Krampus walks the winter nights of Central Europe

On December 5th and 6th, Krampus, a goat-like demon, walks the winter nights of Central Europe, sometimes alone and sometimes in packs.

“A guads Weitageh', treu in guadn oidn Brauch“ (More or less “A good moving on, true to the good old custom”, traditional greeting when two groups of Kramperl meet)

Most picturesque customs we see today from hiding Easter baskets to dancing around May poles and decorating Christmas trees are usually perceived as quite time-honoured, but usually can be traced back only to the late Middle Ages at best. Most carry one trait or the other, though, that is positively ancient. The appearance of evil things that go bump in the long winter nights of Northern Europe might indeed be one of them. And while there are quite a few festivals of light celebrated before midwinter and various luminaries appear, such as St Nicholas or St Barbara, there is usually something darker that creeps alongside of them. Knecht Ruprecht or some other form of imp accompanies St Nicholas to punish those who were naughty and not good for goodness sake. One chained devil, according to legend bound with the fetters that once held St Paul, is quite tolerable, but the Catholic regions along the Alps in Central Europe usually boast literal flocks of demons, while the frugal Protestants in the North usually have to make do with a single specimen.

St Nicholas and Krampus, 1901

The biped half-man, half-goat creatures with their lolling serpentine tongues and long horns might or might not be a remembrance of the old god of the witches, however, they were on the loose in Alpine villages at least since the High Middle Ages, running through the streets either to scare off other monstrosities or getting shooed away by the villagers, scapegoat-style, themselves. The practice was frowned upon by the local clergy, had been quite efficiently suppressed, survived in remote mountain villages and was revived in the days of the counterreformation. Now the Krampus, as the goat creatures were called, probably symbolised the terror the Proddies spread along with the torments of hell awaiting them. During the 19th century, a singular Krampus, obviously separated from the pack, played pretty much the same role as Knecht Ruprecht up north, punishing those children who didn’t behave themselves over the year, either whipping them with “Ruten”, a bundle of birch branches or grabbing them, cramming them in a basket strapped on his back, a so-called “Butte” or “Kraxn” and carrying them off to hell, whether they had Protestant sympathies or not. Santa Claus didn’t get his hands dirty and sometimes, Krampus even left his side and stalked the countryside all alone in search of victims, the cowbells around their necks sounding eerily through the winter night.

Scene from a Krampuslauf in Austria

Powered by spirituous beverages, the traditional Krampuslauf, the run of packs of the demons through the villages, deteriorated every now and then and since the literal horny devils carried a distinct erotic undertone, the custom was again discouraged about a 100 years ago and whipping fiends were no method of religious education anyway. Krampusläufe were revived to a greater extent quite recently and today several of them take place again, with children trying to tease the wonderfully clad devils for a dare, the Kramperltratzn or Kramperlstauben, while whole packs walk from house to house, rewarding those who had been good and punishing those who were naughty.

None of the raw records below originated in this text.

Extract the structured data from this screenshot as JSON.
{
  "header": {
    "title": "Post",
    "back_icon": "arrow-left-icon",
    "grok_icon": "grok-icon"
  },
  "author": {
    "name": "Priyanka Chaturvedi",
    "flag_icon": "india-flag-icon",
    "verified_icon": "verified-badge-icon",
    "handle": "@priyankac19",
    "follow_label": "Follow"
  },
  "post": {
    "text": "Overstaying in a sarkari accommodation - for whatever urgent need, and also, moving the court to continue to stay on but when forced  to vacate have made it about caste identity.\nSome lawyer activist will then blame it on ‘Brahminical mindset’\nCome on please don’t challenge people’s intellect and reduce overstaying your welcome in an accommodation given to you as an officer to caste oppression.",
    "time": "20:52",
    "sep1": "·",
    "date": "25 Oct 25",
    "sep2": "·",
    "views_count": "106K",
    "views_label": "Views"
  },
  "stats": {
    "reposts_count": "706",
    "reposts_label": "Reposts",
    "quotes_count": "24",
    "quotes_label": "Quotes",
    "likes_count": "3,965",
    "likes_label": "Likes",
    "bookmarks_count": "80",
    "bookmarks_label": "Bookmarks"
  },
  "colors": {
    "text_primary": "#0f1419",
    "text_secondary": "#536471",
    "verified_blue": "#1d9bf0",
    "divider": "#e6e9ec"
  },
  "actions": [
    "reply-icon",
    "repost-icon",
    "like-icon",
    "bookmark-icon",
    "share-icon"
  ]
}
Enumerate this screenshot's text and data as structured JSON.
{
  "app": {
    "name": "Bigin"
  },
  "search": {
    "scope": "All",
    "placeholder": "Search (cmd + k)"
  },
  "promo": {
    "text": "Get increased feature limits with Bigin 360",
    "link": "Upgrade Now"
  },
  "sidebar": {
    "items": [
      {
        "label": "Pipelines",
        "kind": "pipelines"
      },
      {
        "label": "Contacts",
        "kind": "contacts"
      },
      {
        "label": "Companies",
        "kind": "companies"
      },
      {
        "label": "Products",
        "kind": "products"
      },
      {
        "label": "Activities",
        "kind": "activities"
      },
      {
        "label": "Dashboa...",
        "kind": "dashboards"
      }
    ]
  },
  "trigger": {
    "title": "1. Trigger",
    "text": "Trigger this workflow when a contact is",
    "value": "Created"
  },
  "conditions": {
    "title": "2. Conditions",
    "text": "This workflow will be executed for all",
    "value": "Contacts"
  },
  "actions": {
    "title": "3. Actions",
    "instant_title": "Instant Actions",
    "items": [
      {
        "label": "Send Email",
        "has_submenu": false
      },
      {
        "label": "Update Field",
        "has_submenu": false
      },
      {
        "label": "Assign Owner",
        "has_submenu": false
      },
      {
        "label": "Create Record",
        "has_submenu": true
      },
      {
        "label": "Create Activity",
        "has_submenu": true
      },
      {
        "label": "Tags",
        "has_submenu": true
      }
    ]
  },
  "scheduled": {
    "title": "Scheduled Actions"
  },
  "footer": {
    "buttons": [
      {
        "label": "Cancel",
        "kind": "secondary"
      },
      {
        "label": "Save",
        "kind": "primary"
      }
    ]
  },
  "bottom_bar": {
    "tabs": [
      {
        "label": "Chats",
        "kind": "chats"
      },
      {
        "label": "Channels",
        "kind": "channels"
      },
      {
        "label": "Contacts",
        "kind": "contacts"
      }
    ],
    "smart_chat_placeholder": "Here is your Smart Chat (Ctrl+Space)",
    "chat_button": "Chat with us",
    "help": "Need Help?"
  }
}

The image depicted above shows a traditionally dressed-up Krampus found on whose costume goes straight to the #wunderkammer , of course

And more about the Krampus and Krampusläufe on: